YOUR INSTRUCTIONS - Copy whichever lines of the data hold the word "style".
========
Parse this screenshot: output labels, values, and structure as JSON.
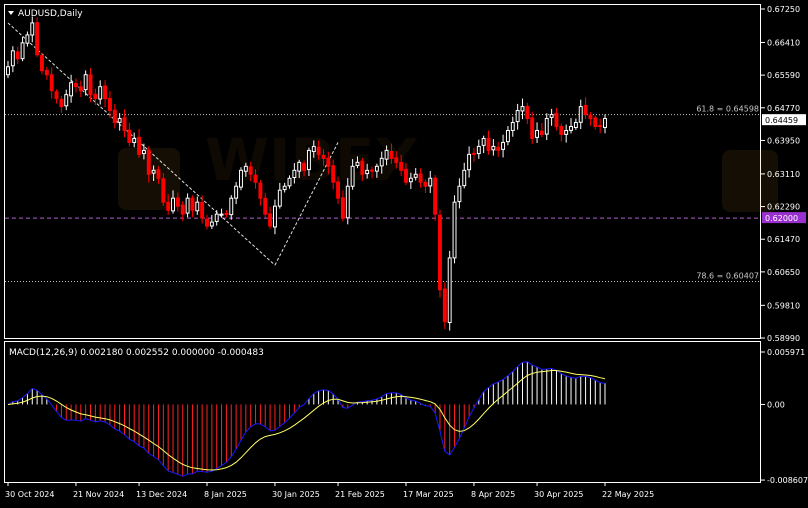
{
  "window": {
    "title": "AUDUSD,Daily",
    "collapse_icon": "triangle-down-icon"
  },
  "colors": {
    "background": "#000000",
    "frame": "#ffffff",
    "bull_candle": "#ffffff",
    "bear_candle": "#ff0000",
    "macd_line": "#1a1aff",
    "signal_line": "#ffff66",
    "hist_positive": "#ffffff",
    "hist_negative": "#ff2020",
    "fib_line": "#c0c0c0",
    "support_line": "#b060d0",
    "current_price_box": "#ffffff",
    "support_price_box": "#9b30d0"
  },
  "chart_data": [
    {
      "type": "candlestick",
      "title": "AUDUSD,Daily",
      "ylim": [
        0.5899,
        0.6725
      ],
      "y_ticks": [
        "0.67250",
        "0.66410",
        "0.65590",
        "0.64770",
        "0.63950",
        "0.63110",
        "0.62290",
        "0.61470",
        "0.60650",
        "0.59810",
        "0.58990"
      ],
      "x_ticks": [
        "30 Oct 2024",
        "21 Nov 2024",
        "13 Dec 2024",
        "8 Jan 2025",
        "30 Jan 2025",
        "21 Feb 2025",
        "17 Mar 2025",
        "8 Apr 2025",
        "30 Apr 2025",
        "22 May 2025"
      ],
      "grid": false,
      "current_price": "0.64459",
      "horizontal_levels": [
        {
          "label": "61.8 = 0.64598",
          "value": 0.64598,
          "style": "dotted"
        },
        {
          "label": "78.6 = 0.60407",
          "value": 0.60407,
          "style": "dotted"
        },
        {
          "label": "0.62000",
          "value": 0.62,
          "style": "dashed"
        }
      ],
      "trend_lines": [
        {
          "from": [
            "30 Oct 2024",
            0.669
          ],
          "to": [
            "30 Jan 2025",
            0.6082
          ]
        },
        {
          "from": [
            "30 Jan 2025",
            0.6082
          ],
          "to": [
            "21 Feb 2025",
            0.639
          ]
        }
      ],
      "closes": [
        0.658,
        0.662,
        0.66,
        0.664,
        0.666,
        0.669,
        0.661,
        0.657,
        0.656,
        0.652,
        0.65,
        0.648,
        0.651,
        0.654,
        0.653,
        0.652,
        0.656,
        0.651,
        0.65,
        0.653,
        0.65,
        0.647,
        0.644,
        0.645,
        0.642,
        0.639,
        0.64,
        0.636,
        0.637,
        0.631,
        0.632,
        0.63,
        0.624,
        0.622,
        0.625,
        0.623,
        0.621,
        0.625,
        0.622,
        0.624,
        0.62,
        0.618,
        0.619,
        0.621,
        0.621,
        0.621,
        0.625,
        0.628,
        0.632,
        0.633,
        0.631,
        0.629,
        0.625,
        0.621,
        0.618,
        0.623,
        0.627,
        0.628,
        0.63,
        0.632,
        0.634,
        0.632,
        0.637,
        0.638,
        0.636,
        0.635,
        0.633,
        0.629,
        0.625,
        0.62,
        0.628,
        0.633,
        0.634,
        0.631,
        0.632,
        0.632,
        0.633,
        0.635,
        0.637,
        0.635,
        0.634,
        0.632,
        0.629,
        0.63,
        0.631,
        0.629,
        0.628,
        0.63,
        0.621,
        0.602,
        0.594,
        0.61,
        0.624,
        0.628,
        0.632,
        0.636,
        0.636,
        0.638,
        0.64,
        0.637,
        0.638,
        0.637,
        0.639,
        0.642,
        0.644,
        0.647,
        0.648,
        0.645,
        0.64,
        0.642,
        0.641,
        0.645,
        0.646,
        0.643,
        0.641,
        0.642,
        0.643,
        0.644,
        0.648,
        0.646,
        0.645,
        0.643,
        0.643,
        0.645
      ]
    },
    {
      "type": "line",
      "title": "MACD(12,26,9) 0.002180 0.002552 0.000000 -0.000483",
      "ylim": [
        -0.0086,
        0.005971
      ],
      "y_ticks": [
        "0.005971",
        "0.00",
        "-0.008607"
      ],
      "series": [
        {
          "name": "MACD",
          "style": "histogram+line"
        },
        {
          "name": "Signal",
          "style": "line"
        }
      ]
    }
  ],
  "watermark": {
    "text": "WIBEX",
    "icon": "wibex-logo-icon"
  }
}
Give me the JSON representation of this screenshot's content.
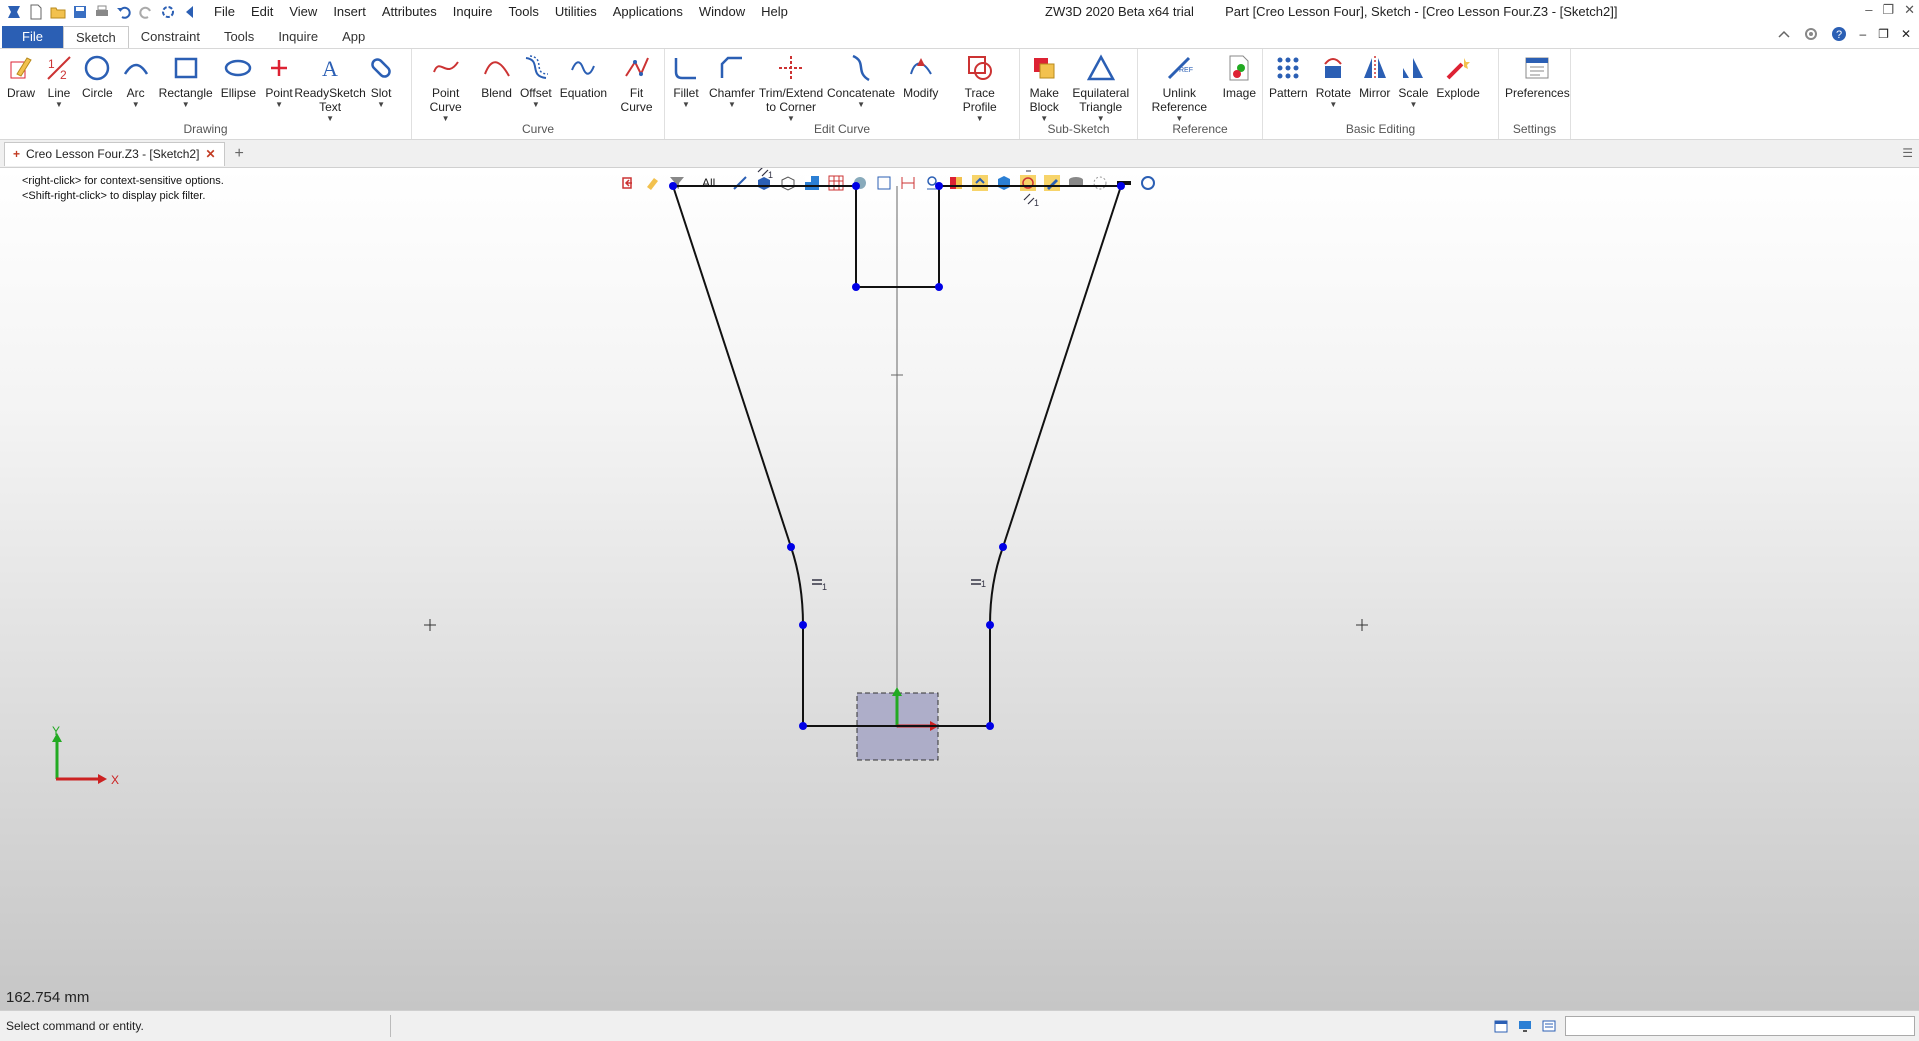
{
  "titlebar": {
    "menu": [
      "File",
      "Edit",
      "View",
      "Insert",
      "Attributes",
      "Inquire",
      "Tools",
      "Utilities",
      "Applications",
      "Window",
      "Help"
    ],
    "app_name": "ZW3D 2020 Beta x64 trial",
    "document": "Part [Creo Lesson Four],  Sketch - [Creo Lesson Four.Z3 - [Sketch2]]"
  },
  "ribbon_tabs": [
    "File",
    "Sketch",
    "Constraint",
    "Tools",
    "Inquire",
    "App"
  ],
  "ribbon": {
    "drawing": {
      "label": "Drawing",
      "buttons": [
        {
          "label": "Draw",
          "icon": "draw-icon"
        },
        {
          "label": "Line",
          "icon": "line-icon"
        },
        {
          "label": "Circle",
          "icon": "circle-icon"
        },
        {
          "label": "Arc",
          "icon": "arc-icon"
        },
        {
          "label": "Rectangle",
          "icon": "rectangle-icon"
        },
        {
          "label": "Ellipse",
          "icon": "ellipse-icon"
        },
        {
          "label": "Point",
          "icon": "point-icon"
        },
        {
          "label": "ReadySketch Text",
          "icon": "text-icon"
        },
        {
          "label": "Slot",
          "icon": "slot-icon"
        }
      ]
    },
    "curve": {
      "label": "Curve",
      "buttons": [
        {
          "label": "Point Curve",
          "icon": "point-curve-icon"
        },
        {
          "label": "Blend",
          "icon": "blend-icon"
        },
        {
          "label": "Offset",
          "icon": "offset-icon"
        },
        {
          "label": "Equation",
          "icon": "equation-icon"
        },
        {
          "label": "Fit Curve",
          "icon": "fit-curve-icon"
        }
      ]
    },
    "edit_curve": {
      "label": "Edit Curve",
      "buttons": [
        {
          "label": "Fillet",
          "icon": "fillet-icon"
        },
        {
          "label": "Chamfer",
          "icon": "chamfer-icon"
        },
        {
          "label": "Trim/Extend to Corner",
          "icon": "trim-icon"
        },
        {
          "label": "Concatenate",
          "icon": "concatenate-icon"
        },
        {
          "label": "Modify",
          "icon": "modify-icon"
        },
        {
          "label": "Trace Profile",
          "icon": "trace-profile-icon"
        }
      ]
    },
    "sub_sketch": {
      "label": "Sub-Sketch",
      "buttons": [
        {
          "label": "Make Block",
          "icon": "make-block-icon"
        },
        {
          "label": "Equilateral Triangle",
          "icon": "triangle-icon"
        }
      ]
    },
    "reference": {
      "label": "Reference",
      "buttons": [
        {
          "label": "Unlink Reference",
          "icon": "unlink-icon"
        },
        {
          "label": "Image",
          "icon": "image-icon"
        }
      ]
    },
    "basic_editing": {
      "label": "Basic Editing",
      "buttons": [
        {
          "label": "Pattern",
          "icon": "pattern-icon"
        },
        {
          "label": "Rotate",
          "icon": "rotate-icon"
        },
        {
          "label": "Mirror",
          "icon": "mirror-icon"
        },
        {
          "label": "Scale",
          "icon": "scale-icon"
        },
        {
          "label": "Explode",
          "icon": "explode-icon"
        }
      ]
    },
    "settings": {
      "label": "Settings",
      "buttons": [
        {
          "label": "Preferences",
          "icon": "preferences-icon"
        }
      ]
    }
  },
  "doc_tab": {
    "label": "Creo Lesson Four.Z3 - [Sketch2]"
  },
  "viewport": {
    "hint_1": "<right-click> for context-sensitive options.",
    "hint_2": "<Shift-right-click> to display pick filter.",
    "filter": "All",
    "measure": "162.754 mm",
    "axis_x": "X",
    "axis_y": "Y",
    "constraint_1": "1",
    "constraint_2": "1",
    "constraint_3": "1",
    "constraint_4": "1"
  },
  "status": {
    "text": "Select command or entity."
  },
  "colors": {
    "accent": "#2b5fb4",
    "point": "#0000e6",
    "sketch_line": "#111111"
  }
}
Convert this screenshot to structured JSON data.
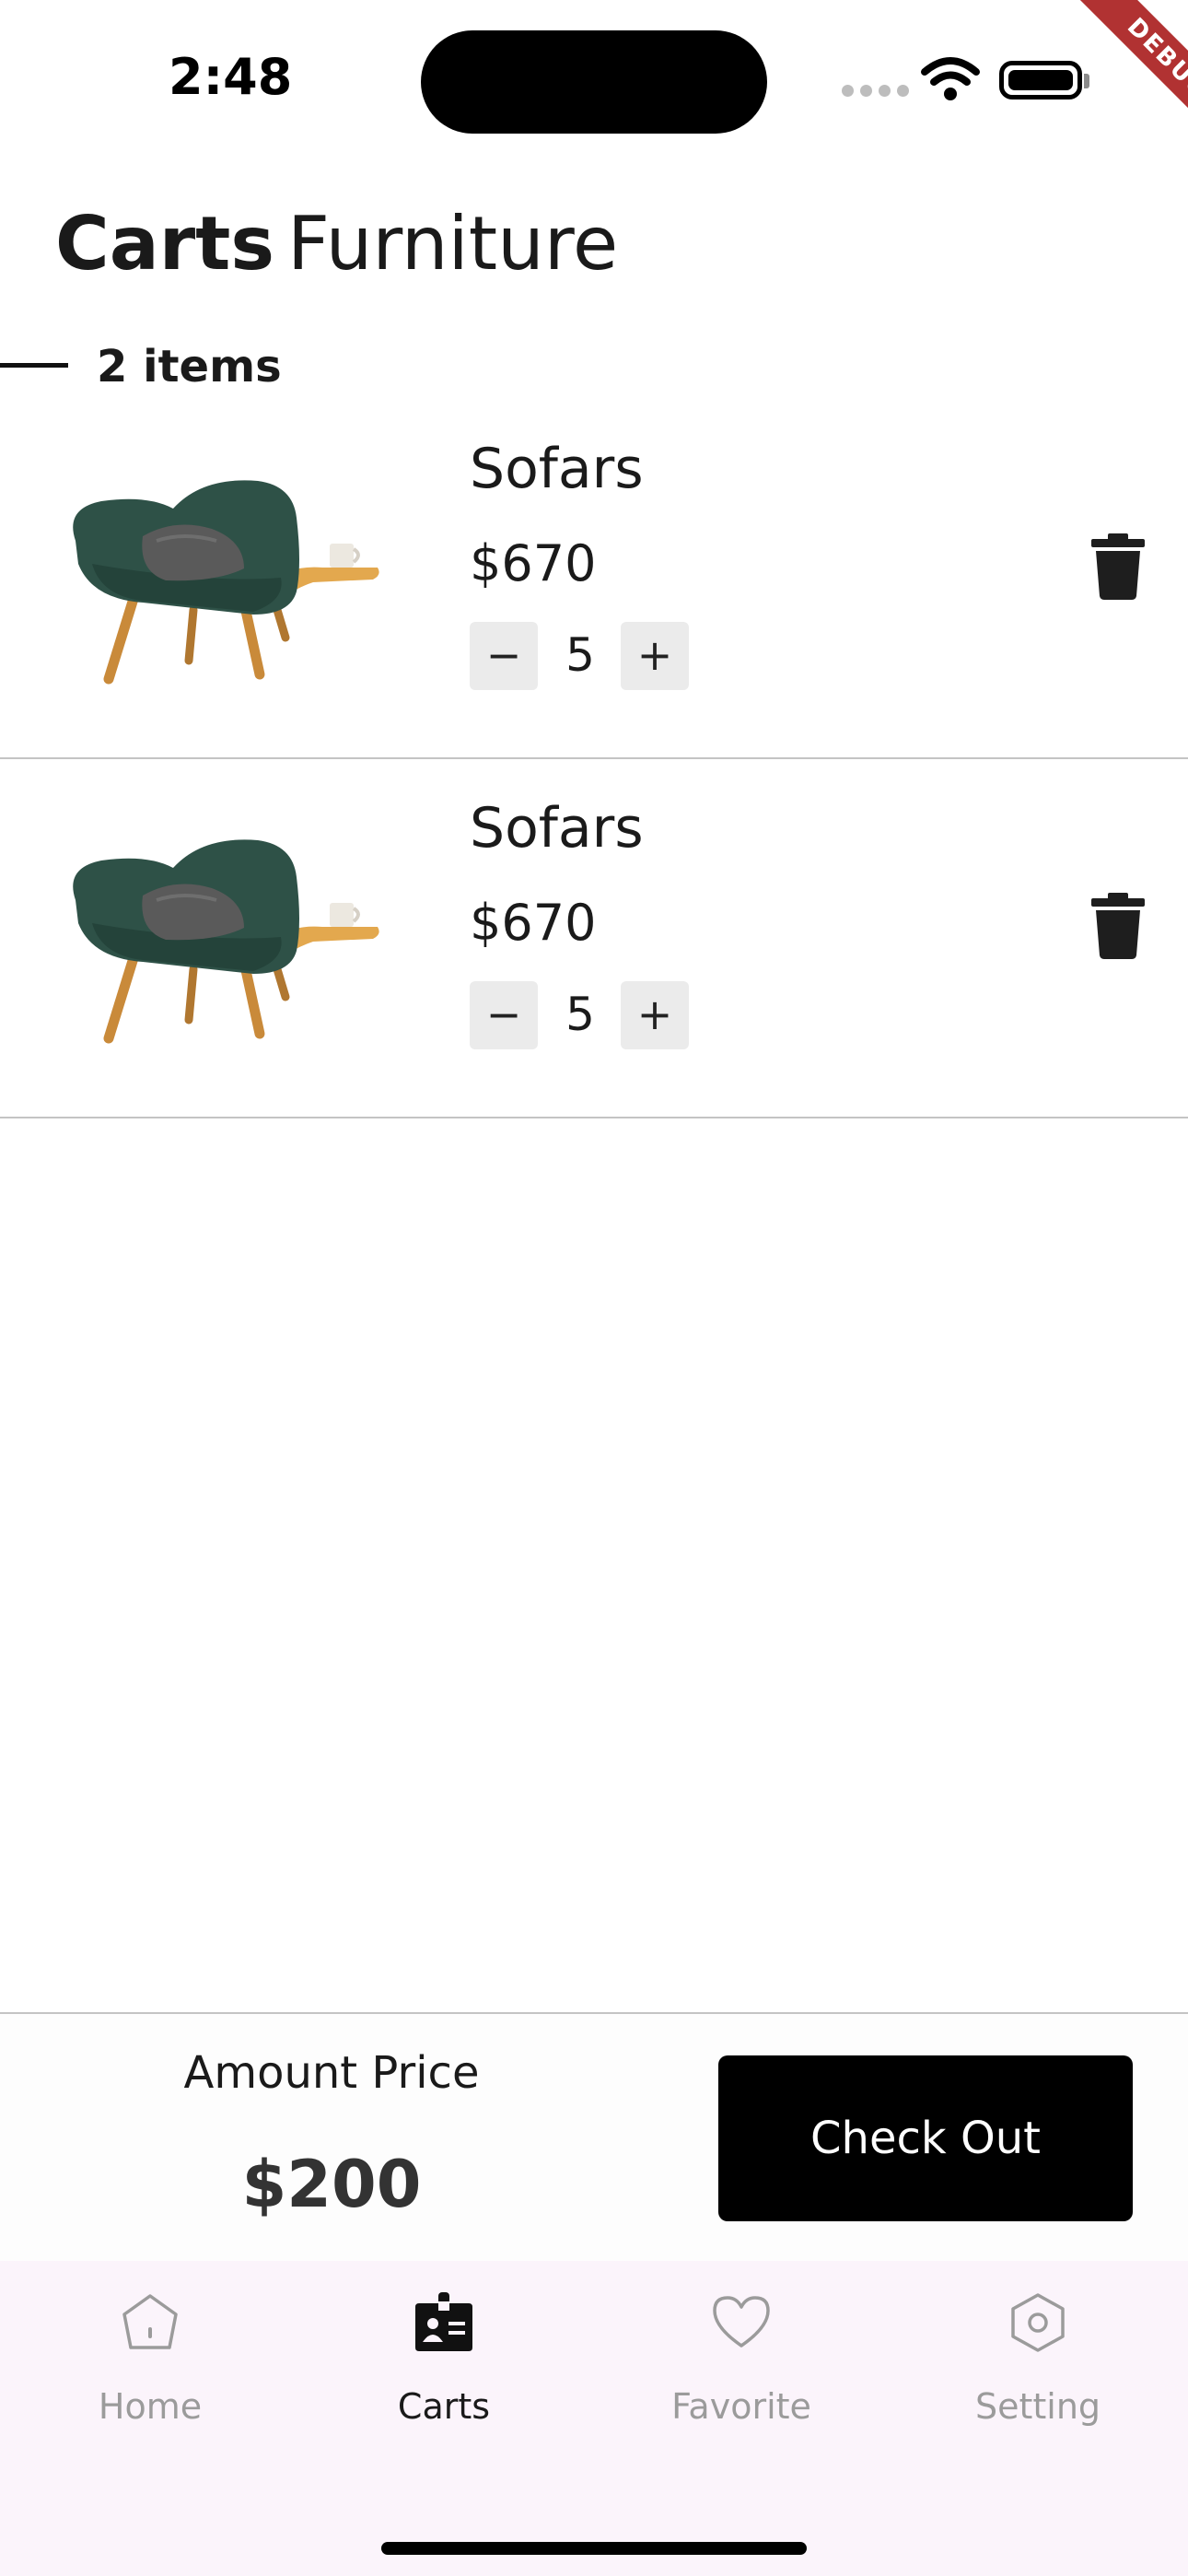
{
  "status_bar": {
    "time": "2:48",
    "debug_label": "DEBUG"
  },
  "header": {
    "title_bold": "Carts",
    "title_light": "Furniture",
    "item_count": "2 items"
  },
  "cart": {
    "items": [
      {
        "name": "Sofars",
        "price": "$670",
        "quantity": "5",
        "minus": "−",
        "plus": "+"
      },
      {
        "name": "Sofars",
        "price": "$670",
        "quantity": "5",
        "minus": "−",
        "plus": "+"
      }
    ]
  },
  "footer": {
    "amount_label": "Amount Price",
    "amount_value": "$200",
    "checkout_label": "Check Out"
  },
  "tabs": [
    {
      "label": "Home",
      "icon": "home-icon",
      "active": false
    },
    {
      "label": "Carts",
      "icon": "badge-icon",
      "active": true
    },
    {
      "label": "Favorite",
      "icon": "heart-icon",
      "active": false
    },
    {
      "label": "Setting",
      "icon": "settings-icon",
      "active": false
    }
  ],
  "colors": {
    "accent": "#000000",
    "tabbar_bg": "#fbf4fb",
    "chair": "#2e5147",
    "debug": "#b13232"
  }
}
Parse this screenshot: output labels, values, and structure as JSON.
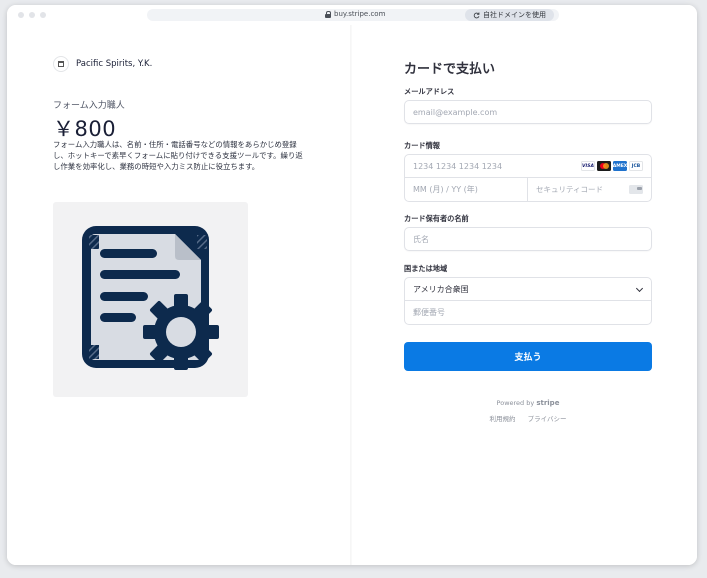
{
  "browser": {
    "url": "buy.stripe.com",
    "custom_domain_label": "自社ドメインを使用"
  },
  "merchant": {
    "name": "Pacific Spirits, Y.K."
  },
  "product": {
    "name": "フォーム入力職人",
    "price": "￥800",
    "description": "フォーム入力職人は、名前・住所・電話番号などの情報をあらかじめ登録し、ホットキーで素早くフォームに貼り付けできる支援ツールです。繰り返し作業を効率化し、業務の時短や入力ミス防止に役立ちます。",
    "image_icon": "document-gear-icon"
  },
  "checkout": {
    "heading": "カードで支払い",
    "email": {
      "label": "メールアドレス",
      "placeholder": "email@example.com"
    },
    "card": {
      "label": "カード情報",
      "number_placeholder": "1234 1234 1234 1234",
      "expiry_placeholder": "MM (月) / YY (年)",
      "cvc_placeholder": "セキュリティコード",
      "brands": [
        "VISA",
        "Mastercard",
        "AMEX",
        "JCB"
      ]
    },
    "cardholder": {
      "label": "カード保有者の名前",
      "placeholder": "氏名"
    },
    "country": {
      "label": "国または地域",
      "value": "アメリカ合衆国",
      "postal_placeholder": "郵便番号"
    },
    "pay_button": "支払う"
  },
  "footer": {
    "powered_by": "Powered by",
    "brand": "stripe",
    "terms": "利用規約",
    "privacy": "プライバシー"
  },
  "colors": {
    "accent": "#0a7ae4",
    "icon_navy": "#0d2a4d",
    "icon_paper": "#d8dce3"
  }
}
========
THE COMPLETED TASK -
          "style": "dotted"
          "style": "dotted"
          "style": "dashed"
          "style": "histogram+line"
          "style": "line"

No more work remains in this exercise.